There is a wealth of information and chatter happening all over the world right this minute as to what is to come, whether it be a new store exclusive cigar or a new hybrid seed being developed. Being part of the media, our job is to go out and find those stories and report on them, not necessarily to wait for a prescribed flow of information to get to us. There are cigar company owners and reps doing events all over the country almost every day of the year, and when they mention something, whether it be formally or in passing, odds are good that it will soon end up on someone’s Twitter feed, Facebook page, Instagram account, or on an online message board such as the halfwheel forums, BOTL.org, or any of the others that are out there. We keep our eyes open and ears up 24 hours a day for that information because there is a desire for people to know about it and we want to be the go-to source for all cigar related news. We believe that if you check halfwheel two or three times a day, you will have a very good and up to date idea of what is happening in the cigar world – and that goes for consumers, retailers or manufacturers.

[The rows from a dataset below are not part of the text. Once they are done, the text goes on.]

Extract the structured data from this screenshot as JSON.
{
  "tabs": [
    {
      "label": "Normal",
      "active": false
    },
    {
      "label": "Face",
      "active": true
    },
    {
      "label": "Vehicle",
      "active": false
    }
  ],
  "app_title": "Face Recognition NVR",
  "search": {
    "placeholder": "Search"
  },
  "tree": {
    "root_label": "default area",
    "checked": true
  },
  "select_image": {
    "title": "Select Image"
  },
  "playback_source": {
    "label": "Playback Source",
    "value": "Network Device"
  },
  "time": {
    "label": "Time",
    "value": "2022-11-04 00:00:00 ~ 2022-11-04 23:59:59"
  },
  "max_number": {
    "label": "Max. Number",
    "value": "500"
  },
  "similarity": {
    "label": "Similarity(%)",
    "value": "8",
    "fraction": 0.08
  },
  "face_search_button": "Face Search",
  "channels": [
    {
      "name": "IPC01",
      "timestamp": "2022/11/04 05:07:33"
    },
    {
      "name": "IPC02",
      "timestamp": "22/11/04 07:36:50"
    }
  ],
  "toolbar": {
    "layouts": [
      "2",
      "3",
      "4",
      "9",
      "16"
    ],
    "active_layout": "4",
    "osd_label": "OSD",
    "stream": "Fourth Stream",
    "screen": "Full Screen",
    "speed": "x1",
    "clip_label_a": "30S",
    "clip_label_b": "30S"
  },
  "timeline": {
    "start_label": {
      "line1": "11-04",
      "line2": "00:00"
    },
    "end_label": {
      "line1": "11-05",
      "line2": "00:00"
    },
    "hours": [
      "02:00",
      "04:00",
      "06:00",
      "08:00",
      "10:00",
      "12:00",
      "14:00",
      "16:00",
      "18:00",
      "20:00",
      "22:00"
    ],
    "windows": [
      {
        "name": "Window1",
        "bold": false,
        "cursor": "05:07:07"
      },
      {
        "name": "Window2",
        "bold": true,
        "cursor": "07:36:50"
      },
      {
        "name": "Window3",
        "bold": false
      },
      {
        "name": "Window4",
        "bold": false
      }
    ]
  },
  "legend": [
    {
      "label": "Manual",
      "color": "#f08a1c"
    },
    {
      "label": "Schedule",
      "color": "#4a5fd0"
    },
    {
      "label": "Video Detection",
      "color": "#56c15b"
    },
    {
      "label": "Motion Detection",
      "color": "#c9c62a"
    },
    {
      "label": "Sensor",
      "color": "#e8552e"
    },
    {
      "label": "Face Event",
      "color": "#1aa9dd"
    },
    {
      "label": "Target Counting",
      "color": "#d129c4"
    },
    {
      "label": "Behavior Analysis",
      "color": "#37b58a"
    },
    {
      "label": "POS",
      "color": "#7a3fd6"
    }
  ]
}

As for cigar media getting samples of products before retailers, that is a decision made at the cigar company level on an individual basis. If a company feels like getting some media exposure and feedback will help them make their case to a retailer that they should add it to their humidor, that’s their choice, and one that I can understand and respect because it is harder than ever for a new company to get into stores given the sheer number of brands available. It’s also effectively free advertising – short of the cost of the cigars and postage of course – that a company can in turn post on their social media accounts and in their marketing materials in an attempt to gain buzz for their products. Depending how you look at it, one box of cigars split up among five or ten media outlets could be seen as having the potential to generate more impact than one box split up among five or ten retailers.
Ultimately, it is a shake up to the way things have been done for a long time, when you only had one or two cigar related publications, you had established companies with sales forces and you didn’t have the same volume or nature of releases that you do today. The cigar industry is simply in a different place and under a somewhat new set of rules and guidelines than it was previously.
Who brands or individuals do you think are the biggest up-and-comers?
As for new brands, Ezra Zion certainly had a fantastic year and earned themselves a lot of critical acclaim. Likewise, 1502 Cigars had a good 2013 for a relatively new brand. I’m interested to see the response that Jose Seijas’ new brand, La Matilde will get in 2014, as well as how brands that have established themselves will continue to develop in 2014, notably E.P. Carrillo and Crowned Heads. I think RoMa Craft Tobac will continue to grow and deliver interesting creations, especially as their factory gets completed and gives them more space to work and grow.
Stay tuned for the second half of our in-depth interview with Patrick! Thanks again for taking the time to talk with us Patrick!